If you have been reading our site for a while, you should be familiar with the TokyoFlash brand. They make playful digital watches that are sometimes a little… obscure… in how they are read. Straightforward or not, the brand like to play around with how time is represented on the dial. Both Patrick and I have had the chance to check out various models in hand, and I can attest that the build quality of the watches is solid, at least on an initial review. Now, the brand is announcing two new variations, both TokyoFlash Japan wood cased watches, the Radioactive and the Vortex.
When a new, or at least fairly novel, watch product shows up in the market (and by market these days, it is increasingly on crowd funded sites), I like to take a look at it. We are being more selective in what we cover in the crowd funded market, but the Evarii Modular Watch, currently seeking funding on Kickstarter, is worth a look (actually a second look, since Patrick gave a sneak peek in February); it is also a sister brand to one we have covered a bit in the past, Egard. Evarii sent me components to mix and match two different watches, so I had a chance to play around with the concept.
We first brought you word of the Manchester Watch Works Vergennes and Westminster watches not all that long ago (link). Of the two trench watch-inspired pieces, I found myself drawn the most to the white-dialed one.

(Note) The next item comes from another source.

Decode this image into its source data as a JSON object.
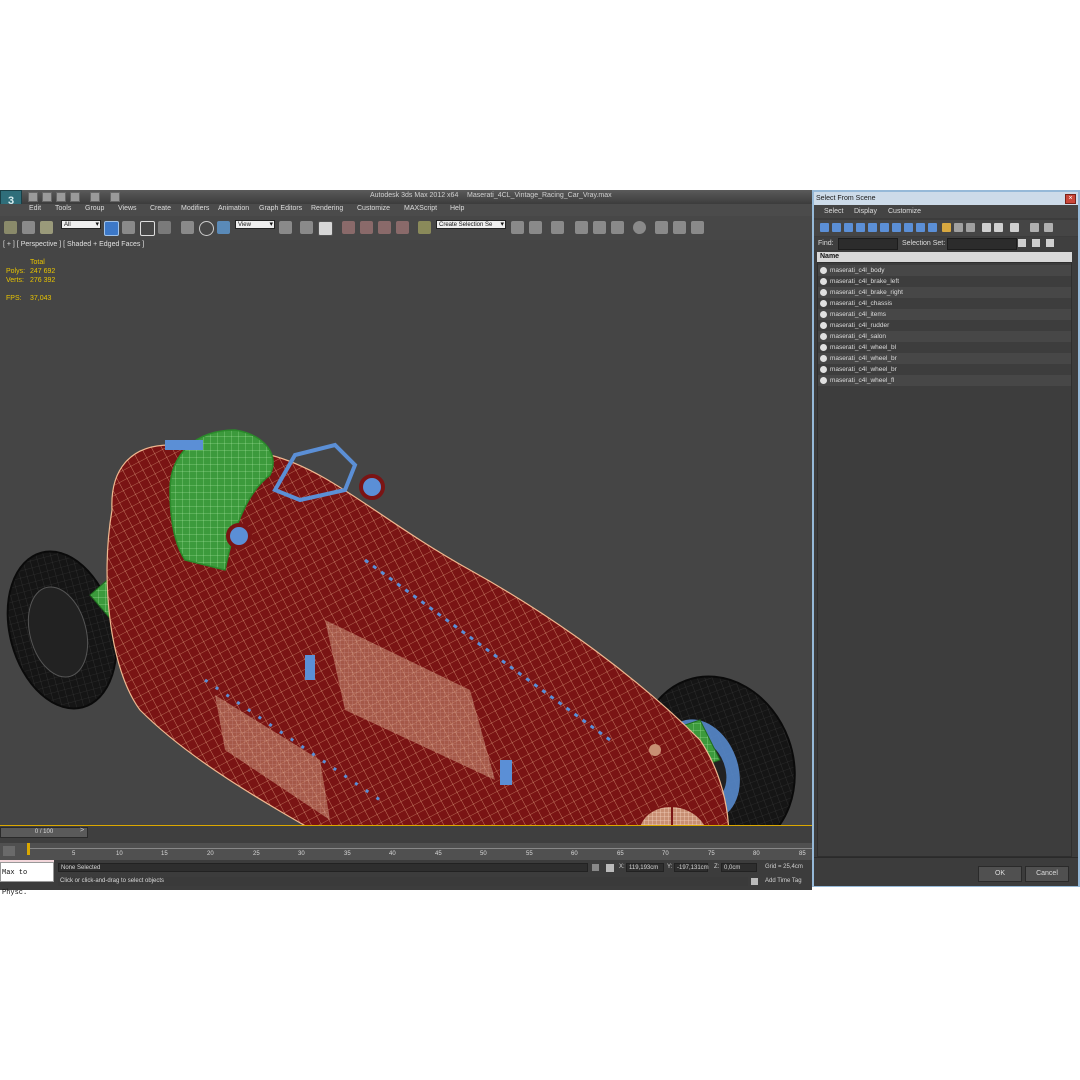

As fortune would have it, there was one of those available for us to go hands-on with, even though the Kickstarter project (link) is still running. Without further ado, let’s get into our review of the Manchester Watch Works Vergennes.
So why do we wear watches? The obvious answer is that we want to know what time it is, but that begs the follow up question, why do you want to know what time it is. Maybe you have a date, a meeting, your parking meter is going to expire in an hour… But what if you just want to know the approximate time? Say, plus of minus 10 minutes. Like, when you are driving. It does not matter what time it is, you will get there when you get there. The Ferro Distinct Single Hand Watch, with it’s motoring look, is the perfect watch for those times in your lives.
So, I’m ready to book my flight into space and all I need is a watch and $100k. I know what you’re thinking. I need the Omega Speedmaster, a Breitling Navitimer or even a Russian Poljot. (I also need the cash, but let’s focus on watches.) Well, Luminox wants you to buy their SXC PC Carbon GMT. Luminox and XCOR Space Expeditions teamed up to create a family of “Space” watches. Luminox wants to sell you the watch; XCOR wants to sell you a ride into space.
Yes, that’s right – we have gone “hands off” with our review of the Mr Jones Chatterbox. Well, sure, we have spent time with it, so we have truly gone hands on. But the watch itself, you see, does not have any hands. Then again, since you read our earlier writeup you already knew that. Maybe a better appellation would be hands free. Not that there is any tech involved here, bluetooth or otherwise, just a simple automatic movement with some rather clever art. Ok, that is about enough of my rambling around, let’s get on with the review of the Mr Jones Chatterbox.